Problem description ->
Which lines of the material hold the word "chat"? Copy each one.

Task input ->
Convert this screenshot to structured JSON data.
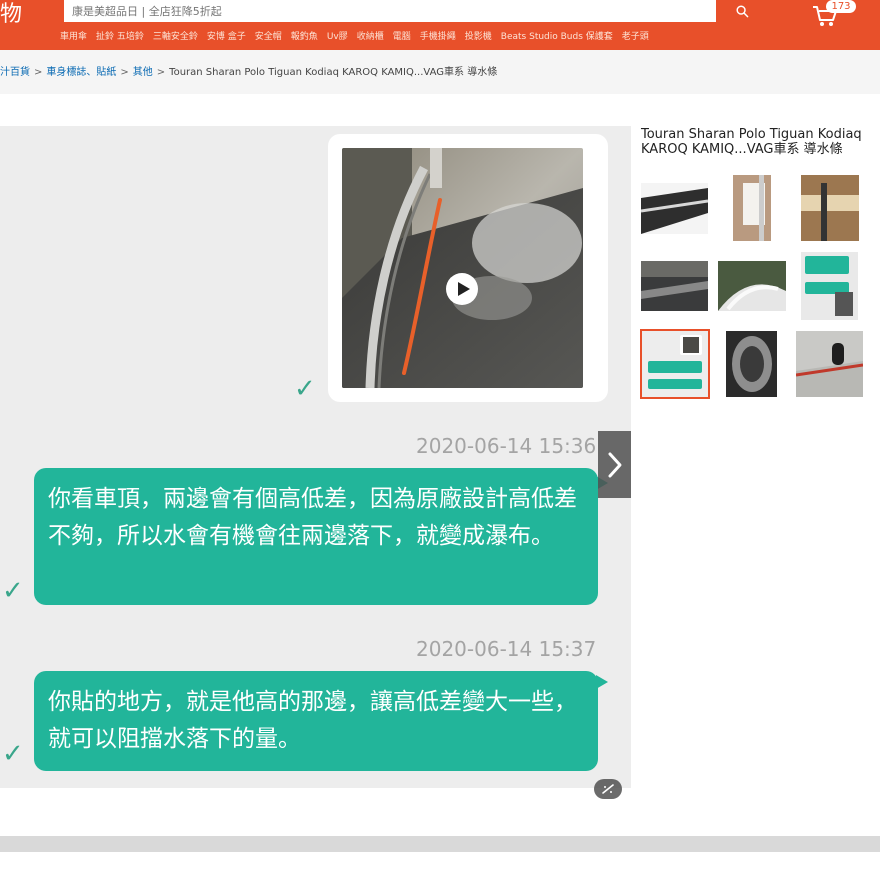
{
  "header": {
    "logo_text": "物",
    "search_placeholder": "康是美超品日 | 全店狂降5折起",
    "cart_count": "173",
    "hot_keywords": [
      "車用傘",
      "扯鈴 五培鈴",
      "三軸安全鈴",
      "安博 盒子",
      "安全帽",
      "報釣魚",
      "Uv膠",
      "收納櫃",
      "電腦",
      "手機掛繩",
      "投影機",
      "Beats Studio Buds 保護套",
      "老子頭"
    ]
  },
  "breadcrumb": {
    "items": [
      "汁百貨",
      "車身標誌、貼紙",
      "其他"
    ],
    "separator": ">",
    "current": "Touran Sharan Polo Tiguan Kodiaq KAROQ KAMIQ...VAG車系 導水條"
  },
  "chat": {
    "messages": [
      {
        "timestamp": "2020-06-14 15:36",
        "text": "你看車頂，兩邊會有個高低差，因為原廠設計高低差不夠，所以水會有機會往兩邊落下，就變成瀑布。"
      },
      {
        "timestamp": "2020-06-14 15:37",
        "text": "你貼的地方，就是他高的那邊，讓高低差變大一些，就可以阻擋水落下的量。"
      }
    ]
  },
  "product": {
    "title": "Touran Sharan Polo Tiguan Kodiaq KAROQ KAMIQ...VAG車系 導水條",
    "thumbnails": [
      {
        "name": "roof-rail",
        "selected": false
      },
      {
        "name": "strip-hand",
        "selected": false
      },
      {
        "name": "ruler-measure",
        "selected": false
      },
      {
        "name": "car-roof-interior",
        "selected": false
      },
      {
        "name": "roof-strip-closeup",
        "selected": false
      },
      {
        "name": "chat-screenshot-1",
        "selected": false
      },
      {
        "name": "chat-screenshot-2",
        "selected": true
      },
      {
        "name": "strip-roll",
        "selected": false
      },
      {
        "name": "car-antenna-red",
        "selected": false
      }
    ]
  },
  "colors": {
    "brand": "#e8502a",
    "bubble": "#22b59a",
    "check": "#3aa68b",
    "viewer_bg": "#ededed"
  },
  "icons": {
    "search": "search-icon",
    "cart": "cart-icon",
    "next": "chevron-right-icon",
    "zoom": "zoom-icon",
    "play": "play-icon",
    "check": "check-icon"
  }
}
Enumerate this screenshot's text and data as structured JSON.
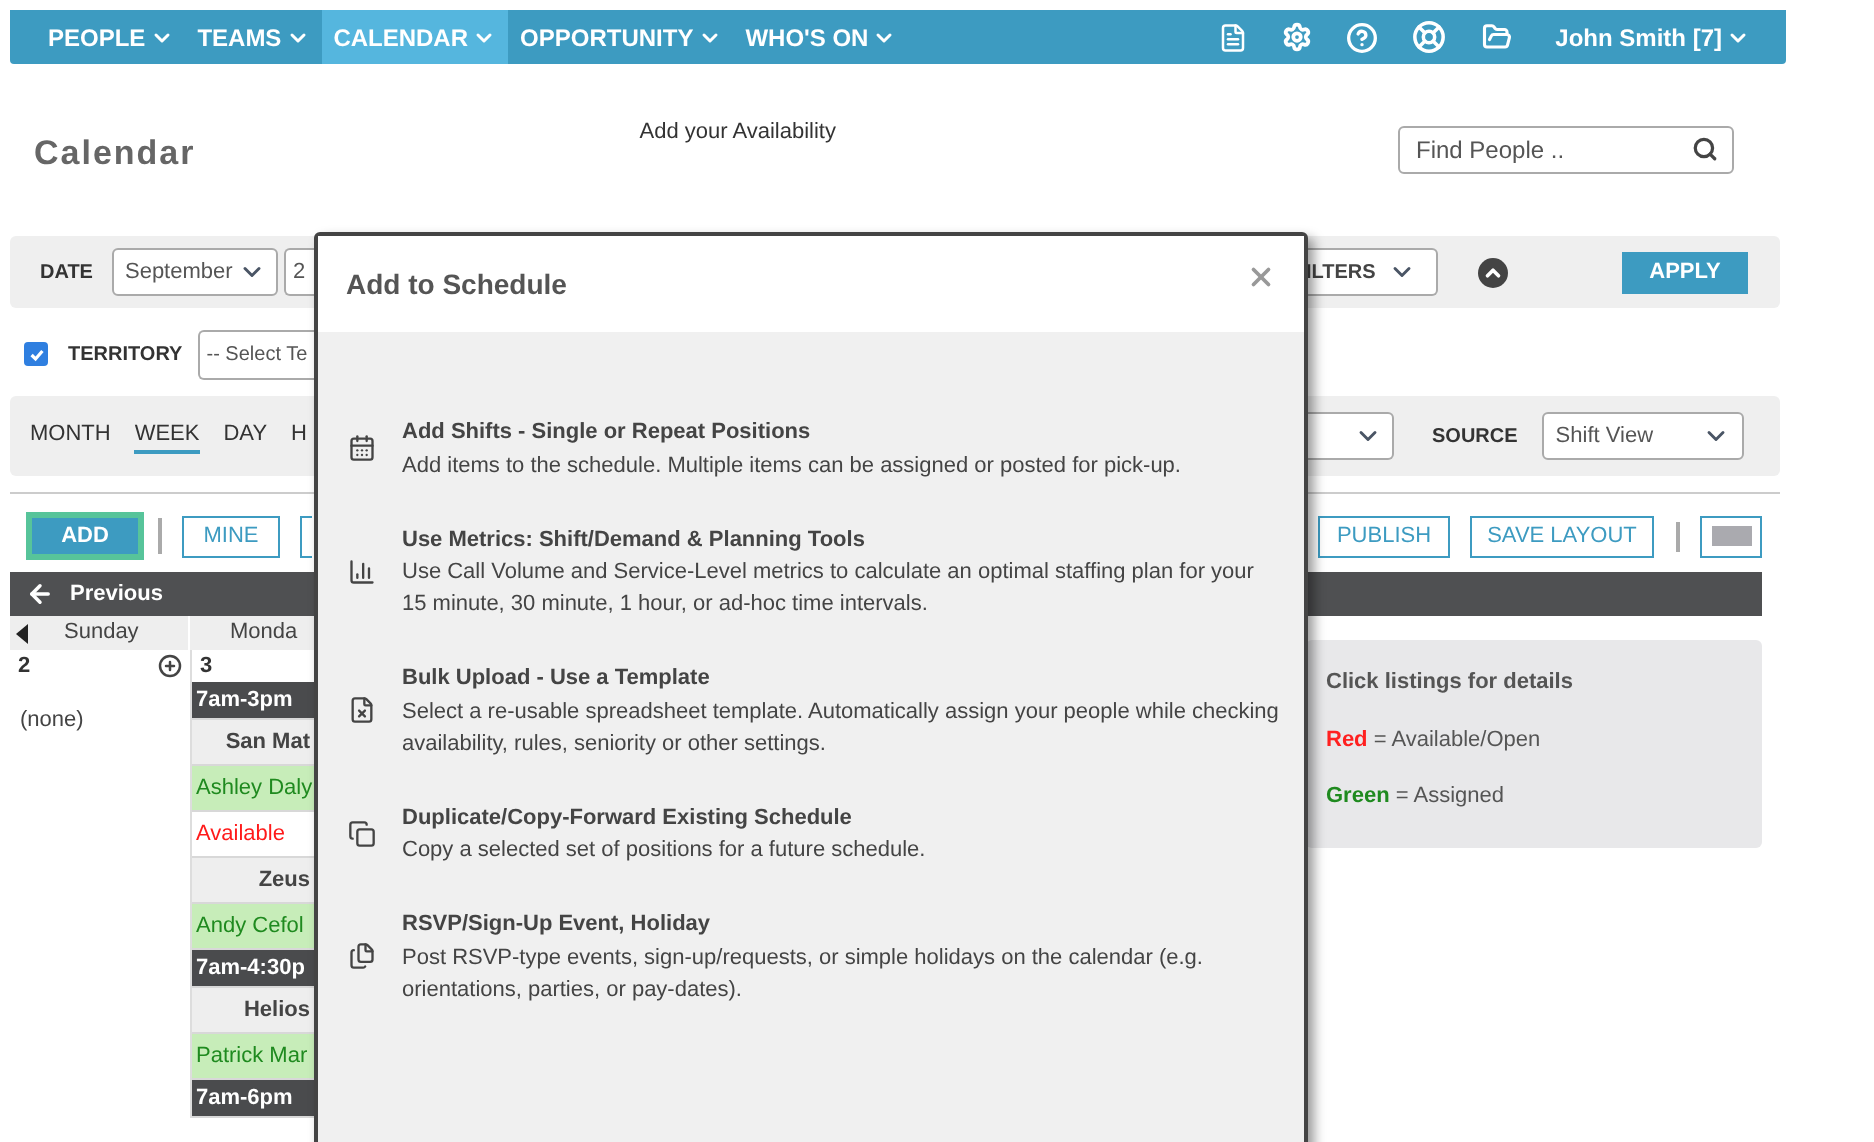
{
  "nav": {
    "items": [
      {
        "label": "PEOPLE",
        "selected": false
      },
      {
        "label": "TEAMS",
        "selected": false
      },
      {
        "label": "CALENDAR",
        "selected": true
      },
      {
        "label": "OPPORTUNITY",
        "selected": false
      },
      {
        "label": "WHO'S ON",
        "selected": false
      }
    ],
    "user": "John Smith [7]"
  },
  "page_title": "Calendar",
  "availability_link": "Add your Availability",
  "search": {
    "placeholder": "Find People .."
  },
  "filters": {
    "date_label": "DATE",
    "date_month": "September",
    "date_day": "2",
    "filters_select": "ILTERS",
    "apply": "APPLY"
  },
  "territory": {
    "checked": true,
    "label": "TERRITORY",
    "select": "-- Select Te"
  },
  "views": {
    "tabs": [
      {
        "label": "MONTH",
        "selected": false
      },
      {
        "label": "WEEK",
        "selected": true
      },
      {
        "label": "DAY",
        "selected": false
      },
      {
        "label": "H",
        "selected": false
      }
    ],
    "source_label": "SOURCE",
    "source_value": "Shift View"
  },
  "toolbar": {
    "add": "ADD",
    "mine": "MINE",
    "publish": "PUBLISH",
    "save_layout": "SAVE LAYOUT"
  },
  "calendar": {
    "previous": "Previous",
    "days": [
      {
        "name": "Sunday",
        "date": "2",
        "entries": [
          {
            "kind": "note",
            "text": "(none)"
          }
        ]
      },
      {
        "name": "Monda",
        "date": "3",
        "entries": [
          {
            "kind": "time",
            "text": "7am-3pm"
          },
          {
            "kind": "location",
            "text": "San Mat"
          },
          {
            "kind": "assigned",
            "text": "Ashley Daly"
          },
          {
            "kind": "open",
            "text": "Available"
          },
          {
            "kind": "location",
            "text": "Zeus"
          },
          {
            "kind": "assigned",
            "text": "Andy Cefol"
          },
          {
            "kind": "time",
            "text": "7am-4:30p"
          },
          {
            "kind": "location",
            "text": "Helios"
          },
          {
            "kind": "assigned",
            "text": "Patrick Mar"
          },
          {
            "kind": "time",
            "text": "7am-6pm"
          }
        ]
      }
    ]
  },
  "legend": {
    "title": "Click listings for details",
    "items": [
      {
        "label": "Red",
        "color": "#ff2020",
        "text": "= Available/Open"
      },
      {
        "label": "Green",
        "color": "#1f8a1f",
        "text": "= Assigned"
      }
    ]
  },
  "modal": {
    "title": "Add to Schedule",
    "options": [
      {
        "title": "Add Shifts - Single or Repeat Positions",
        "description": "Add items to the schedule. Multiple items can be assigned or posted for pick-up."
      },
      {
        "title": "Use Metrics: Shift/Demand & Planning Tools",
        "description": "Use Call Volume and Service-Level metrics to calculate an optimal staffing plan for your 15 minute, 30 minute, 1 hour, or ad-hoc time intervals."
      },
      {
        "title": "Bulk Upload - Use a Template",
        "description": "Select a re-usable spreadsheet template. Automatically assign your people while checking availability, rules, seniority or other settings."
      },
      {
        "title": "Duplicate/Copy-Forward Existing Schedule",
        "description": "Copy a selected set of positions for a future schedule."
      },
      {
        "title": "RSVP/Sign-Up Event, Holiday",
        "description": "Post RSVP-type events, sign-up/requests, or simple holidays on the calendar (e.g. orientations, parties, or pay-dates)."
      }
    ]
  }
}
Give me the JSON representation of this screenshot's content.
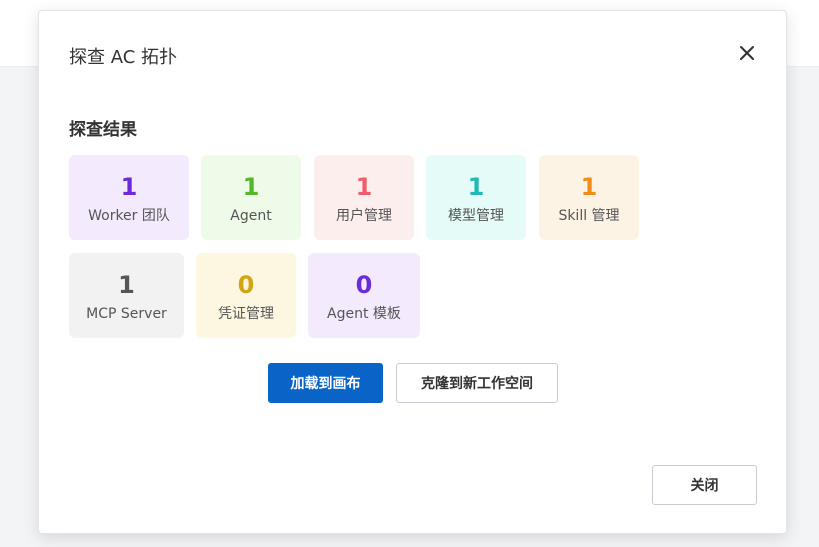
{
  "dialog": {
    "title": "探查 AC 拓扑",
    "close_icon": "close-icon"
  },
  "results": {
    "section_title": "探查结果",
    "stats": [
      {
        "value": "1",
        "label": "Worker 团队",
        "color": "#6b2bd6",
        "bg": "#f3eafe"
      },
      {
        "value": "1",
        "label": "Agent",
        "color": "#52b82a",
        "bg": "#eefbe8"
      },
      {
        "value": "1",
        "label": "用户管理",
        "color": "#ec5e6b",
        "bg": "#fdeeee"
      },
      {
        "value": "1",
        "label": "模型管理",
        "color": "#22b8b9",
        "bg": "#e5fbf8"
      },
      {
        "value": "1",
        "label": "Skill 管理",
        "color": "#f08c1a",
        "bg": "#fdf3e4"
      },
      {
        "value": "1",
        "label": "MCP Server",
        "color": "#555555",
        "bg": "#f2f2f2"
      },
      {
        "value": "0",
        "label": "凭证管理",
        "color": "#d4a312",
        "bg": "#fdf7e1"
      },
      {
        "value": "0",
        "label": "Agent 模板",
        "color": "#6b2bd6",
        "bg": "#f3eafe"
      }
    ]
  },
  "actions": {
    "load_label": "加载到画布",
    "clone_label": "克隆到新工作空间"
  },
  "footer": {
    "close_label": "关闭"
  }
}
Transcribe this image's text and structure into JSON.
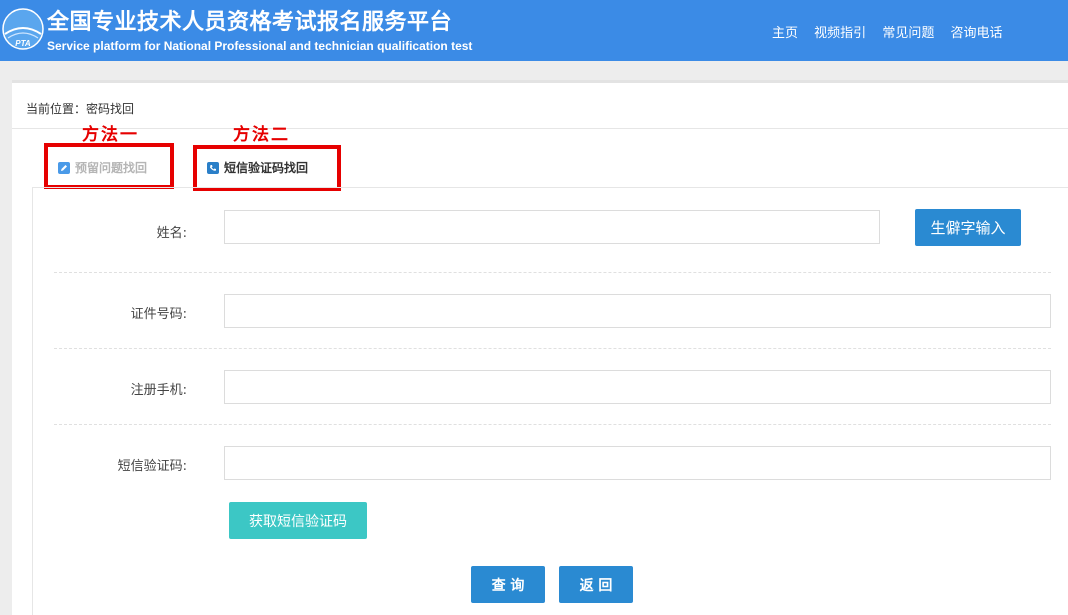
{
  "header": {
    "logo_text": "PTA",
    "title_cn": "全国专业技术人员资格考试报名服务平台",
    "title_en": "Service platform for National Professional and technician qualification test",
    "nav": [
      "主页",
      "视频指引",
      "常见问题",
      "咨询电话"
    ]
  },
  "breadcrumb": "当前位置：密码找回",
  "annotations": {
    "method1": "方法一",
    "method2": "方法二"
  },
  "tabs": [
    {
      "label": "预留问题找回",
      "icon": "edit-icon"
    },
    {
      "label": "短信验证码找回",
      "icon": "phone-icon"
    }
  ],
  "form": {
    "name_label": "姓名:",
    "name_value": "",
    "rare_char_button": "生僻字输入",
    "id_label": "证件号码:",
    "id_value": "",
    "phone_label": "注册手机:",
    "phone_value": "",
    "sms_label": "短信验证码:",
    "sms_value": "",
    "get_sms_button": "获取短信验证码",
    "query_button": "查 询",
    "back_button": "返 回"
  },
  "colors": {
    "header_bg": "#3b8be6",
    "annotation_red": "#e60000",
    "button_blue": "#2a8ad2",
    "button_teal": "#3cc7c5"
  }
}
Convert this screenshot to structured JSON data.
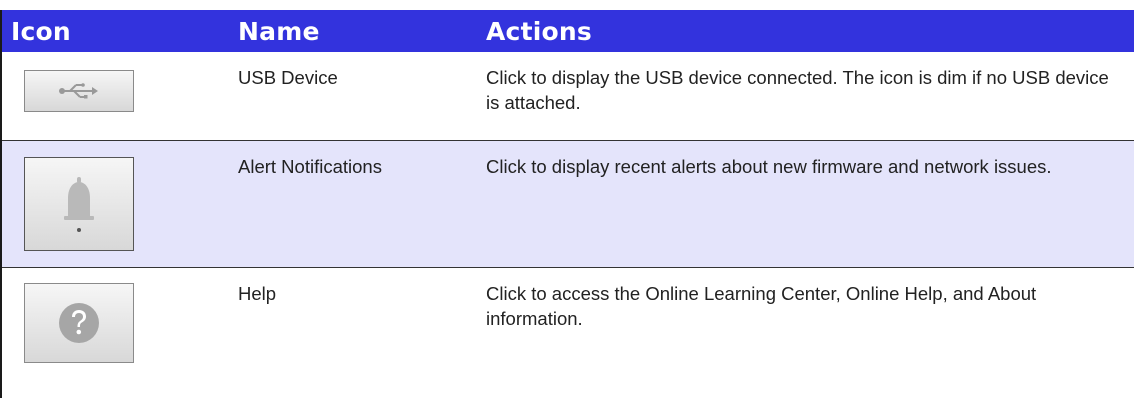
{
  "table": {
    "headers": {
      "icon": "Icon",
      "name": "Name",
      "actions": "Actions"
    },
    "rows": [
      {
        "icon": "usb-icon",
        "name": "USB Device",
        "action": "Click to display the USB device connected. The icon is dim if no USB device is attached."
      },
      {
        "icon": "bell-icon",
        "name": "Alert Notifications",
        "action": "Click to display recent alerts about new firmware and network issues."
      },
      {
        "icon": "help-icon",
        "name": "Help",
        "action": "Click to access the Online Learning Center, Online Help, and About information."
      }
    ]
  },
  "colors": {
    "header_bg": "#3333dd",
    "header_text": "#ffffff",
    "shaded_row": "#e4e4fb"
  }
}
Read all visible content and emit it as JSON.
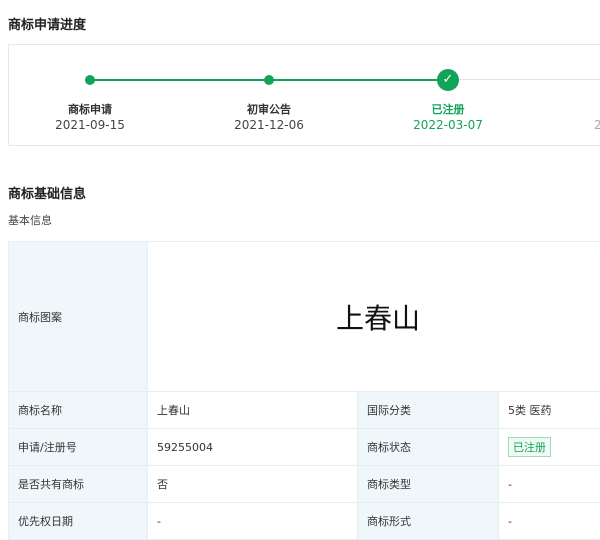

Problem solution ->
  "chat": {
        "name": "chat-screenshot-1",
        "name": "chat-screenshot-2",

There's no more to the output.